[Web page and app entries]

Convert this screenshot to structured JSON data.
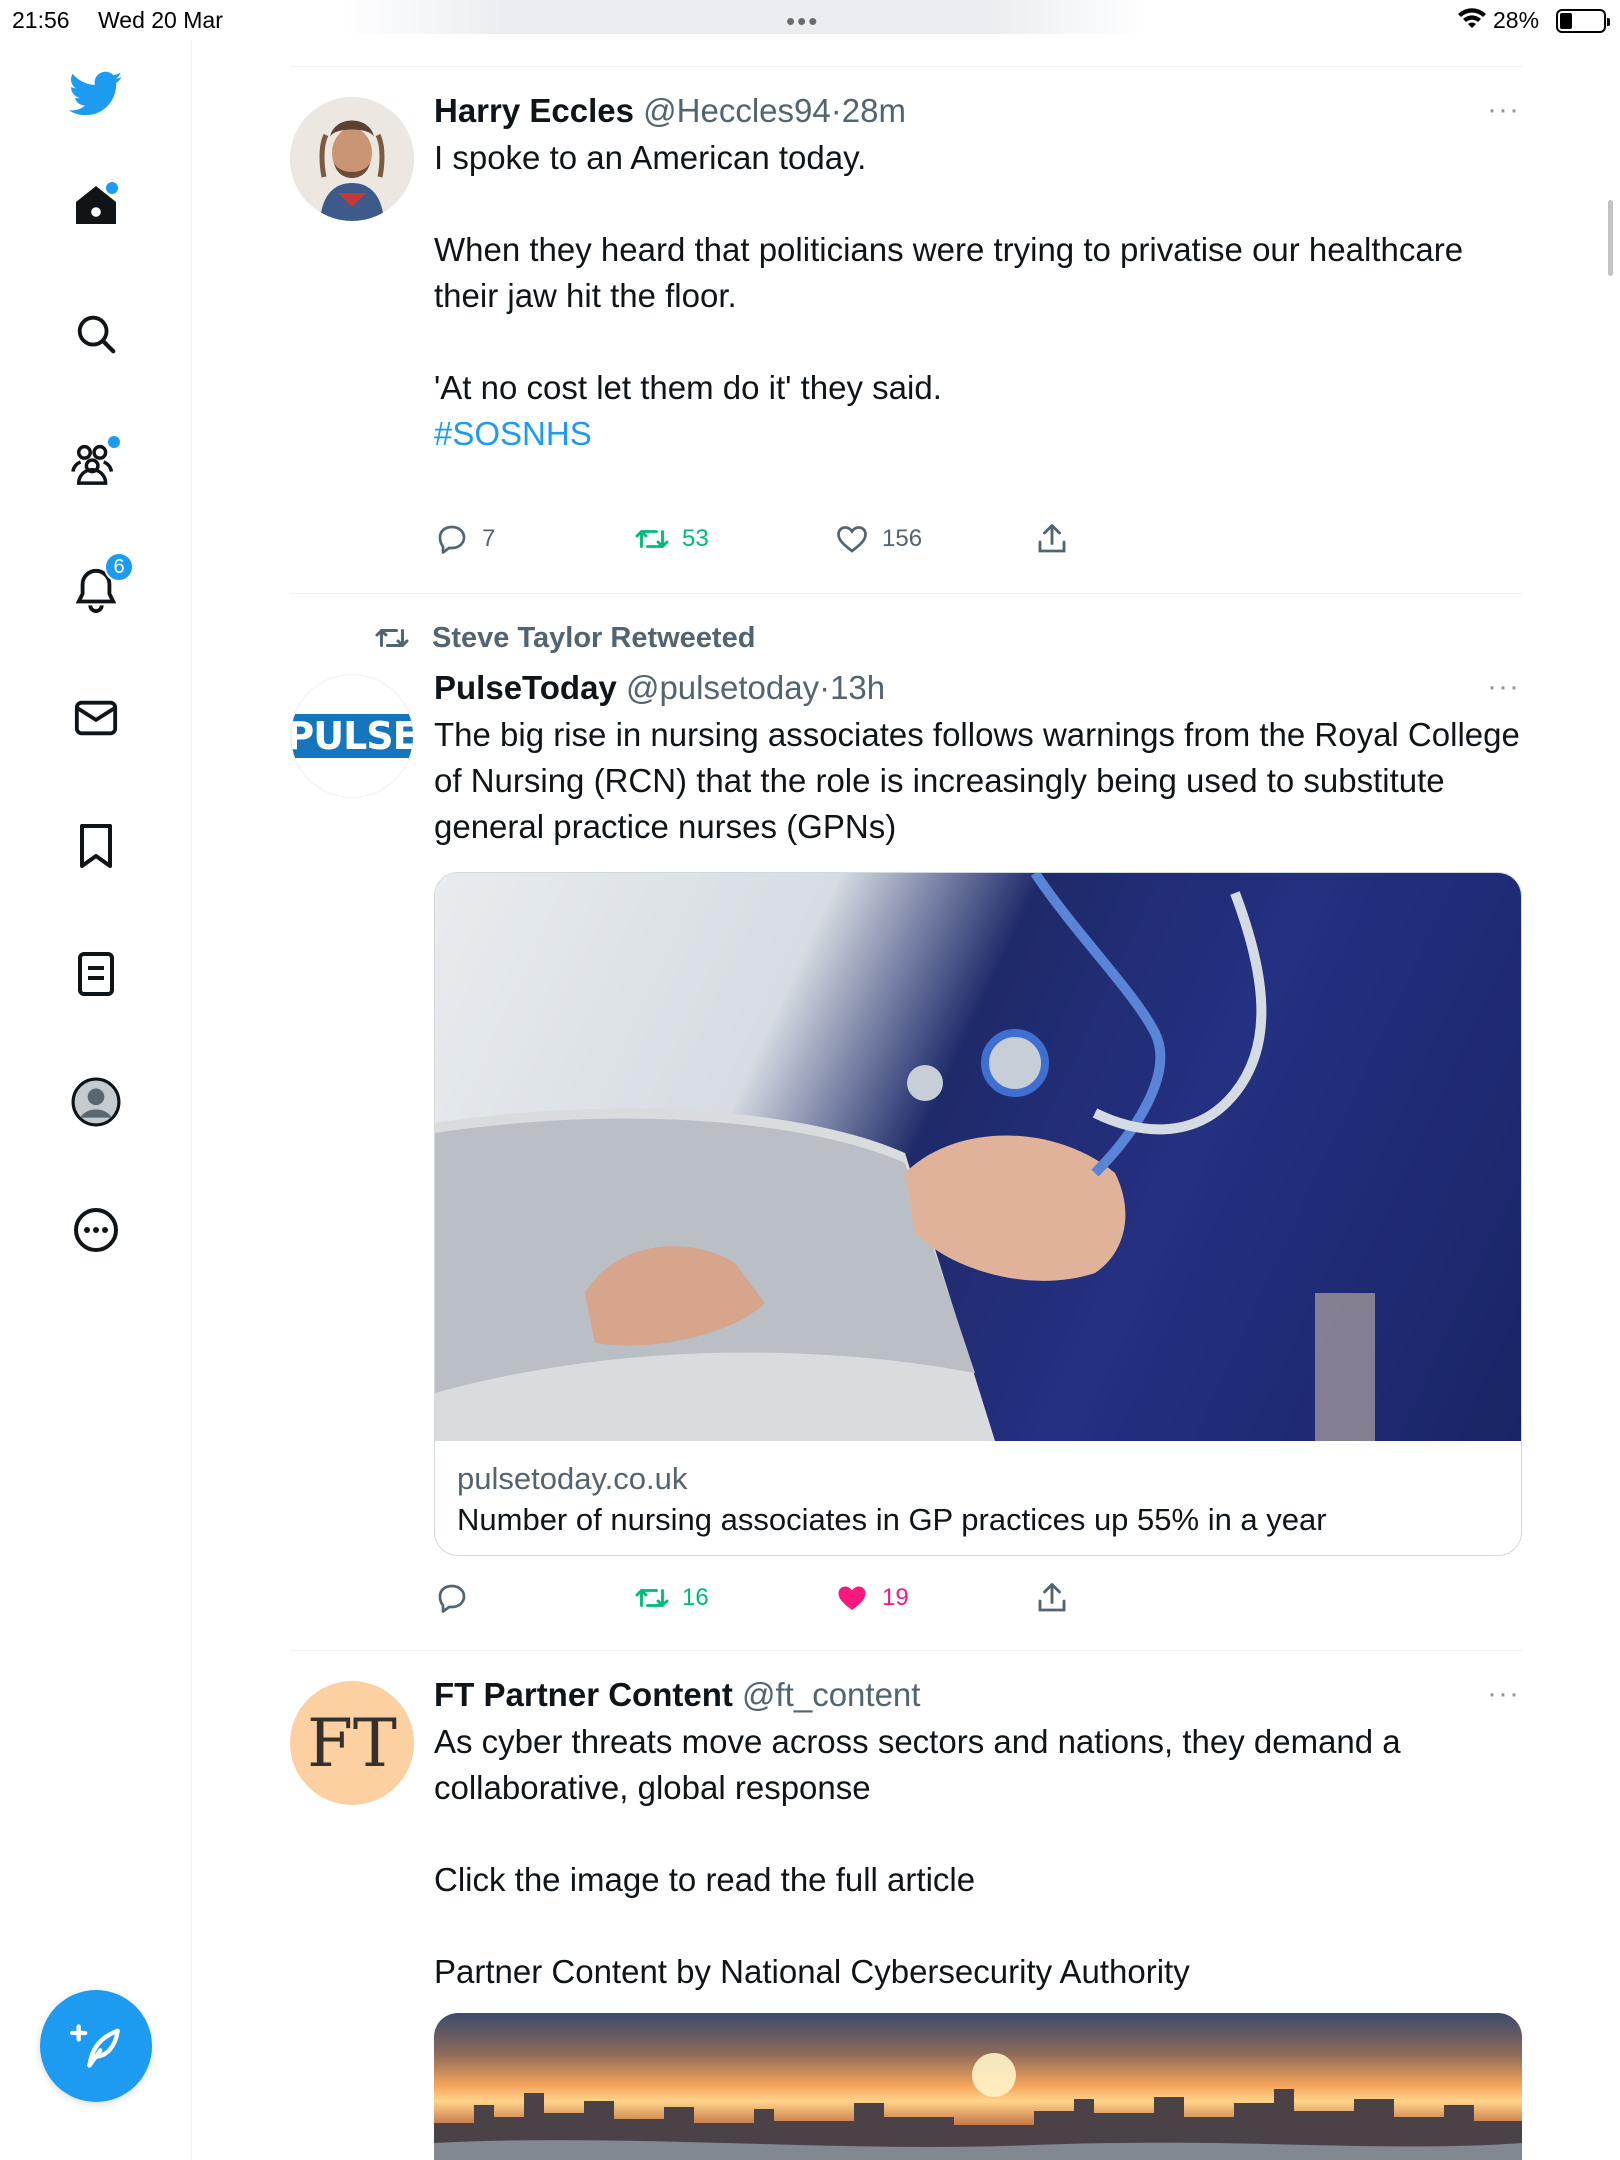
{
  "status_bar": {
    "time": "21:56",
    "date": "Wed 20 Mar",
    "battery": "28%",
    "battery_level": 0.28
  },
  "sidebar": {
    "items": [
      {
        "name": "home",
        "has_dot": true
      },
      {
        "name": "explore"
      },
      {
        "name": "communities",
        "has_dot": true
      },
      {
        "name": "notifications",
        "badge": "6"
      },
      {
        "name": "messages"
      },
      {
        "name": "bookmarks"
      },
      {
        "name": "lists"
      },
      {
        "name": "profile"
      },
      {
        "name": "more"
      }
    ],
    "accent": "#1d9bf0"
  },
  "tweets": [
    {
      "name": "Harry Eccles",
      "handle": "@Heccles94",
      "sep": "·",
      "time": "28m",
      "text": "I spoke to an American today.\n\nWhen they heard that politicians were trying to privatise our healthcare their jaw hit the floor.\n\n'At no cost let them do it' they said.\n",
      "hashtag": "#SOSNHS",
      "replies": "7",
      "retweets": "53",
      "likes": "156"
    },
    {
      "context": "Steve Taylor Retweeted",
      "name": "PulseToday",
      "handle": "@pulsetoday",
      "sep": "·",
      "time": "13h",
      "avatar_text": "PULSE",
      "text": "The big rise in nursing associates follows warnings from the Royal College of Nursing (RCN) that the role is increasingly being used to substitute general practice nurses (GPNs)",
      "card_domain": "pulsetoday.co.uk",
      "card_title": "Number of nursing associates in GP practices up 55% in a year",
      "retweets": "16",
      "likes": "19"
    },
    {
      "name": "FT Partner Content",
      "handle": "@ft_content",
      "avatar_text": "FT",
      "text": "As cyber threats move across sectors and nations, they demand a collaborative, global response\n\nClick the image to read the full article\n\nPartner Content by National Cybersecurity Authority"
    }
  ],
  "more_glyph": "···"
}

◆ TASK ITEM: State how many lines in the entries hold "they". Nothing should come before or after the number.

◆ ANSWER SECTION: 2